Dataset rows describing interfaces:
Start of Block
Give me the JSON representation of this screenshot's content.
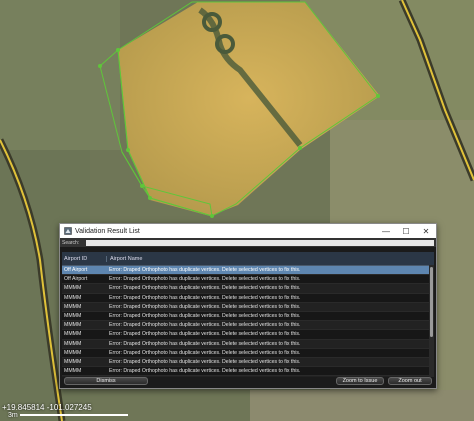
{
  "map": {
    "coordinates": "+19.845814 -101.027245",
    "scale_label": "3m"
  },
  "dialog": {
    "title": "Validation Result List",
    "search_label": "Search:",
    "search_value": "",
    "columns": [
      "Airport ID",
      "Airport Name"
    ],
    "rows": [
      {
        "id": "Off Airport",
        "msg": "Error: Draped Orthophoto has duplicate vertices. Delete selected vertices to fix this.",
        "selected": true
      },
      {
        "id": "Off Airport",
        "msg": "Error: Draped Orthophoto has duplicate vertices. Delete selected vertices to fix this.",
        "selected": false
      },
      {
        "id": "MMMM",
        "msg": "Error: Draped Orthophoto has duplicate vertices. Delete selected vertices to fix this.",
        "selected": false
      },
      {
        "id": "MMMM",
        "msg": "Error: Draped Orthophoto has duplicate vertices. Delete selected vertices to fix this.",
        "selected": false
      },
      {
        "id": "MMMM",
        "msg": "Error: Draped Orthophoto has duplicate vertices. Delete selected vertices to fix this.",
        "selected": false
      },
      {
        "id": "MMMM",
        "msg": "Error: Draped Orthophoto has duplicate vertices. Delete selected vertices to fix this.",
        "selected": false
      },
      {
        "id": "MMMM",
        "msg": "Error: Draped Orthophoto has duplicate vertices. Delete selected vertices to fix this.",
        "selected": false
      },
      {
        "id": "MMMM",
        "msg": "Error: Draped Orthophoto has duplicate vertices. Delete selected vertices to fix this.",
        "selected": false
      },
      {
        "id": "MMMM",
        "msg": "Error: Draped Orthophoto has duplicate vertices. Delete selected vertices to fix this.",
        "selected": false
      },
      {
        "id": "MMMM",
        "msg": "Error: Draped Orthophoto has duplicate vertices. Delete selected vertices to fix this.",
        "selected": false
      },
      {
        "id": "MMMM",
        "msg": "Error: Draped Orthophoto has duplicate vertices. Delete selected vertices to fix this.",
        "selected": false
      },
      {
        "id": "MMMM",
        "msg": "Error: Draped Orthophoto has duplicate vertices. Delete selected vertices to fix this.",
        "selected": false
      },
      {
        "id": "MMMM",
        "msg": "Error: Draped Orthophoto has duplicate vertices. Delete selected vertices to fix this.",
        "selected": false
      },
      {
        "id": "MMMM",
        "msg": "Error: Draped Orthophoto has duplicate vertices. Delete selected vertices to fix this.",
        "selected": false
      }
    ],
    "buttons": {
      "dismiss": "Dismiss",
      "zoom_to_issue": "Zoom to Issue",
      "zoom_out": "Zoom out"
    },
    "window_controls": {
      "minimize": "—",
      "maximize": "☐",
      "close": "✕"
    }
  },
  "colors": {
    "selection": "#5e86b0",
    "polygon_stroke": "#5fc63a",
    "header_bg": "#2b3746"
  }
}
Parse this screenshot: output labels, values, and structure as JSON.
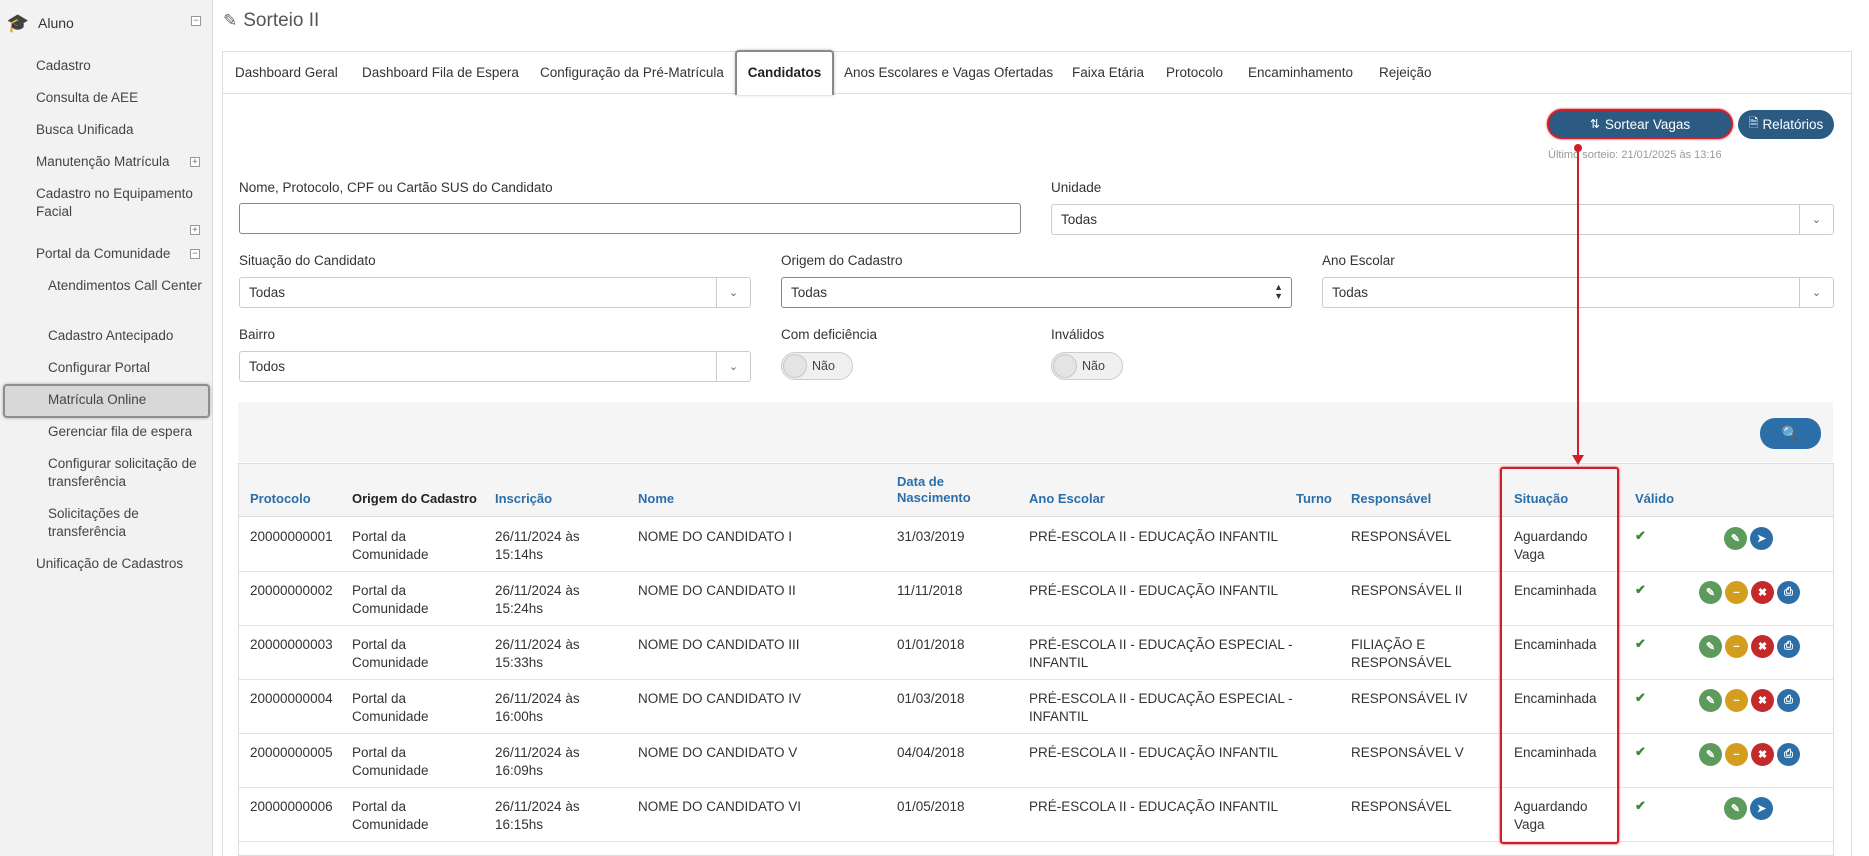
{
  "sidebar": {
    "header": "Aluno",
    "items": [
      {
        "label": "Cadastro"
      },
      {
        "label": "Consulta de AEE"
      },
      {
        "label": "Busca Unificada"
      },
      {
        "label": "Manutenção Matrícula"
      },
      {
        "label": "Cadastro no Equipamento Facial"
      },
      {
        "label": "Portal da Comunidade"
      },
      {
        "label": "Atendimentos Call Center"
      },
      {
        "label": "Cadastro Antecipado"
      },
      {
        "label": "Configurar Portal"
      },
      {
        "label": "Matrícula Online"
      },
      {
        "label": "Gerenciar fila de espera"
      },
      {
        "label": "Configurar solicitação de transferência"
      },
      {
        "label": "Solicitações de transferência"
      },
      {
        "label": "Unificação de Cadastros"
      }
    ]
  },
  "page": {
    "title": "Sorteio II"
  },
  "tabs": [
    {
      "label": "Dashboard Geral"
    },
    {
      "label": "Dashboard Fila de Espera"
    },
    {
      "label": "Configuração da Pré-Matrícula"
    },
    {
      "label": "Candidatos"
    },
    {
      "label": "Anos Escolares e Vagas Ofertadas"
    },
    {
      "label": "Faixa Etária"
    },
    {
      "label": "Protocolo"
    },
    {
      "label": "Encaminhamento"
    },
    {
      "label": "Rejeição"
    }
  ],
  "actions": {
    "sort_label": "Sortear Vagas",
    "reports_label": "Relatórios",
    "last_sort": "Último sorteio: 21/01/2025 às 13:16"
  },
  "filters": {
    "name_label": "Nome, Protocolo, CPF ou Cartão SUS do Candidato",
    "name_value": "",
    "unit_label": "Unidade",
    "unit_value": "Todas",
    "situation_label": "Situação do Candidato",
    "situation_value": "Todas",
    "origin_label": "Origem do Cadastro",
    "origin_value": "Todas",
    "year_label": "Ano Escolar",
    "year_value": "Todas",
    "district_label": "Bairro",
    "district_value": "Todos",
    "disability_label": "Com deficiência",
    "disability_value": "Não",
    "invalid_label": "Inválidos",
    "invalid_value": "Não"
  },
  "table": {
    "headers": {
      "protocolo": "Protocolo",
      "origem": "Origem do Cadastro",
      "inscricao": "Inscrição",
      "nome": "Nome",
      "nascimento_1": "Data de",
      "nascimento_2": "Nascimento",
      "ano": "Ano Escolar",
      "turno": "Turno",
      "responsavel": "Responsável",
      "situacao": "Situação",
      "valido": "Válido"
    },
    "rows": [
      {
        "protocolo": "20000000001",
        "origem_1": "Portal da",
        "origem_2": "Comunidade",
        "insc_1": "26/11/2024 às",
        "insc_2": "15:14hs",
        "nome": "NOME DO CANDIDATO I",
        "nasc": "31/03/2019",
        "ano_1": "PRÉ-ESCOLA II - EDUCAÇÃO INFANTIL",
        "ano_2": "",
        "resp_1": "RESPONSÁVEL",
        "resp_2": "",
        "sit_1": "Aguardando",
        "sit_2": "Vaga"
      },
      {
        "protocolo": "20000000002",
        "origem_1": "Portal da",
        "origem_2": "Comunidade",
        "insc_1": "26/11/2024 às",
        "insc_2": "15:24hs",
        "nome": "NOME DO CANDIDATO II",
        "nasc": "11/11/2018",
        "ano_1": "PRÉ-ESCOLA II - EDUCAÇÃO INFANTIL",
        "ano_2": "",
        "resp_1": "RESPONSÁVEL II",
        "resp_2": "",
        "sit_1": "Encaminhada",
        "sit_2": ""
      },
      {
        "protocolo": "20000000003",
        "origem_1": "Portal da",
        "origem_2": "Comunidade",
        "insc_1": "26/11/2024 às",
        "insc_2": "15:33hs",
        "nome": "NOME DO CANDIDATO III",
        "nasc": "01/01/2018",
        "ano_1": "PRÉ-ESCOLA II - EDUCAÇÃO ESPECIAL -",
        "ano_2": "INFANTIL",
        "resp_1": "FILIAÇÃO E",
        "resp_2": "RESPONSÁVEL",
        "sit_1": "Encaminhada",
        "sit_2": ""
      },
      {
        "protocolo": "20000000004",
        "origem_1": "Portal da",
        "origem_2": "Comunidade",
        "insc_1": "26/11/2024 às",
        "insc_2": "16:00hs",
        "nome": "NOME DO CANDIDATO IV",
        "nasc": "01/03/2018",
        "ano_1": "PRÉ-ESCOLA II - EDUCAÇÃO ESPECIAL -",
        "ano_2": "INFANTIL",
        "resp_1": "RESPONSÁVEL IV",
        "resp_2": "",
        "sit_1": "Encaminhada",
        "sit_2": ""
      },
      {
        "protocolo": "20000000005",
        "origem_1": "Portal da",
        "origem_2": "Comunidade",
        "insc_1": "26/11/2024 às",
        "insc_2": "16:09hs",
        "nome": "NOME DO CANDIDATO V",
        "nasc": "04/04/2018",
        "ano_1": "PRÉ-ESCOLA II - EDUCAÇÃO INFANTIL",
        "ano_2": "",
        "resp_1": "RESPONSÁVEL V",
        "resp_2": "",
        "sit_1": "Encaminhada",
        "sit_2": ""
      },
      {
        "protocolo": "20000000006",
        "origem_1": "Portal da",
        "origem_2": "Comunidade",
        "insc_1": "26/11/2024 às",
        "insc_2": "16:15hs",
        "nome": "NOME DO CANDIDATO VI",
        "nasc": "01/05/2018",
        "ano_1": "PRÉ-ESCOLA II - EDUCAÇÃO INFANTIL",
        "ano_2": "",
        "resp_1": "RESPONSÁVEL",
        "resp_2": "",
        "sit_1": "Aguardando",
        "sit_2": "Vaga"
      }
    ]
  },
  "colors": {
    "accent": "#2b6ea8",
    "highlight": "#d11f2a",
    "valid": "#3a8a3a"
  }
}
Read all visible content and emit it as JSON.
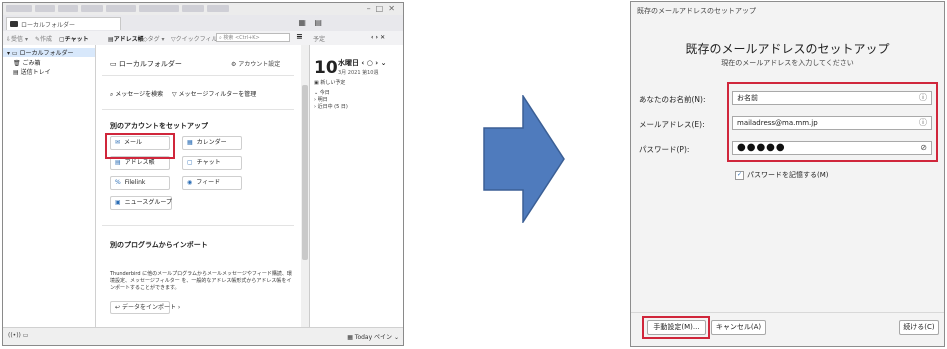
{
  "thunderbird": {
    "tab_label": "ローカルフォルダー",
    "toolbar": {
      "get_messages": "受信",
      "write": "作成",
      "chat": "チャット",
      "address_book": "アドレス帳",
      "tag": "タグ",
      "quick_filter": "クイックフィルター",
      "search_placeholder": "検索 <Ctrl+K>",
      "menu_icon": "≡",
      "calendar_label": "予定"
    },
    "folder_pane": {
      "root": "ローカルフォルダー",
      "items": [
        "ごみ箱",
        "送信トレイ"
      ]
    },
    "main": {
      "header": "ローカルフォルダー",
      "account_settings": "アカウント設定",
      "search_messages": "メッセージを検索",
      "manage_filters": "メッセージフィルターを管理",
      "setup_title": "別のアカウントをセットアップ",
      "accounts": [
        {
          "icon": "✉",
          "label": "メール"
        },
        {
          "icon": "▦",
          "label": "カレンダー"
        },
        {
          "icon": "▤",
          "label": "アドレス帳"
        },
        {
          "icon": "▢",
          "label": "チャット"
        },
        {
          "icon": "%",
          "label": "Filelink"
        },
        {
          "icon": "◉",
          "label": "フィード"
        },
        {
          "icon": "▣",
          "label": "ニュースグループ"
        }
      ],
      "import_title": "別のプログラムからインポート",
      "import_text": "Thunderbird に他のメールプログラムからメールメッセージやフィード購読、環境設定、メッセージフィルター を、一般的なアドレス帳形式からアドレス帳をインポートすることができます。",
      "import_button": "データをインポート"
    },
    "calendar": {
      "header": "予定",
      "nav": "< >",
      "day": "10",
      "weekday": "水曜日",
      "sub": "3月 2021 第10週",
      "new_event": "新しい予定",
      "items": [
        "今日",
        "明日",
        "近日中 (5 日)"
      ]
    },
    "status": {
      "left": "",
      "right": "Today ペイン"
    }
  },
  "dialog": {
    "title": "既存のメールアドレスのセットアップ",
    "heading": "既存のメールアドレスのセットアップ",
    "subheading": "現在のメールアドレスを入力してください",
    "fields": {
      "name_label": "あなたのお名前(N):",
      "name_value": "お名前",
      "email_label": "メールアドレス(E):",
      "email_value": "mailadress@ma.mm.jp",
      "password_label": "パスワード(P):",
      "password_value": "●●●●●"
    },
    "remember_password": "パスワードを記憶する(M)",
    "buttons": {
      "manual": "手動設定(M)...",
      "cancel": "キャンセル(A)",
      "continue": "続ける(C)"
    }
  },
  "colors": {
    "highlight_red": "#d0263b",
    "arrow_blue": "#4f7bbd",
    "arrow_border": "#3b5f95",
    "link_blue": "#2a6db5"
  }
}
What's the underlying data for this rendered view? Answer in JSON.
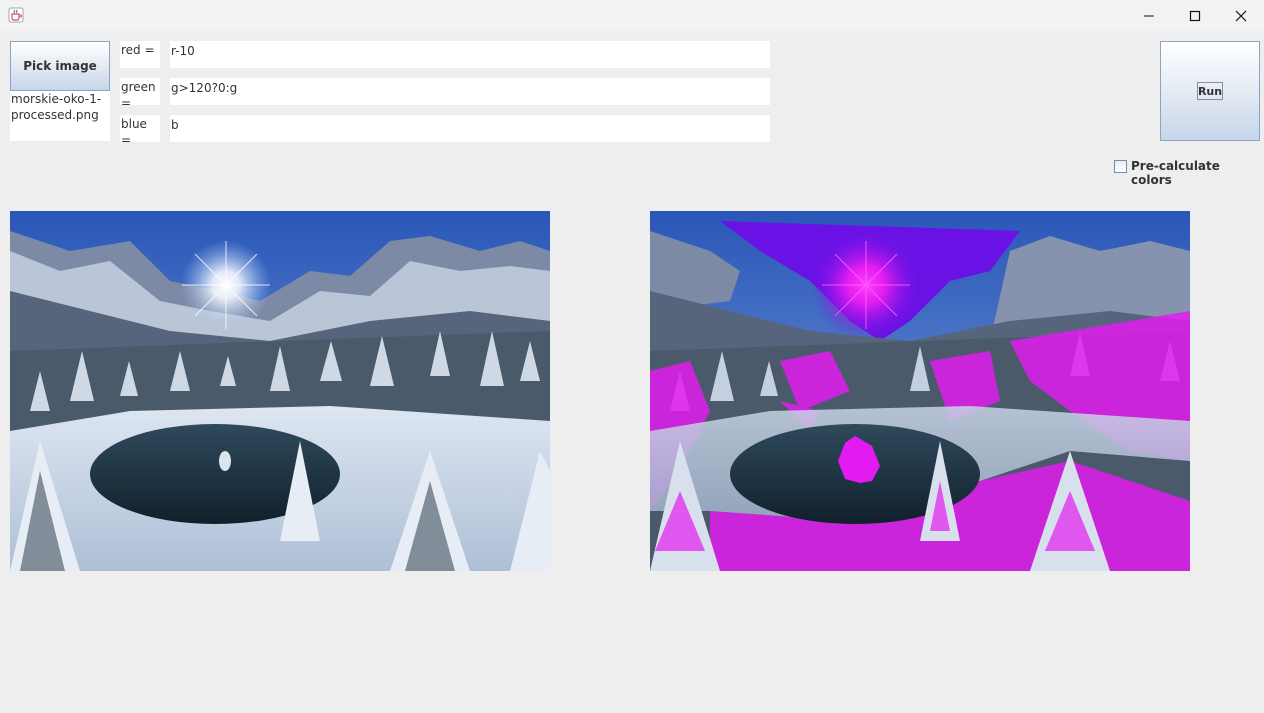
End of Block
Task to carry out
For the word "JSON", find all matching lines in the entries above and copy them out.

Task answer
Give me the JSON representation of this screenshot's content.
Parse this screenshot: output labels, values, and structure as JSON.
Read all visible content and emit it as JSON.
What's the underlying data for this rendered view? Answer in JSON.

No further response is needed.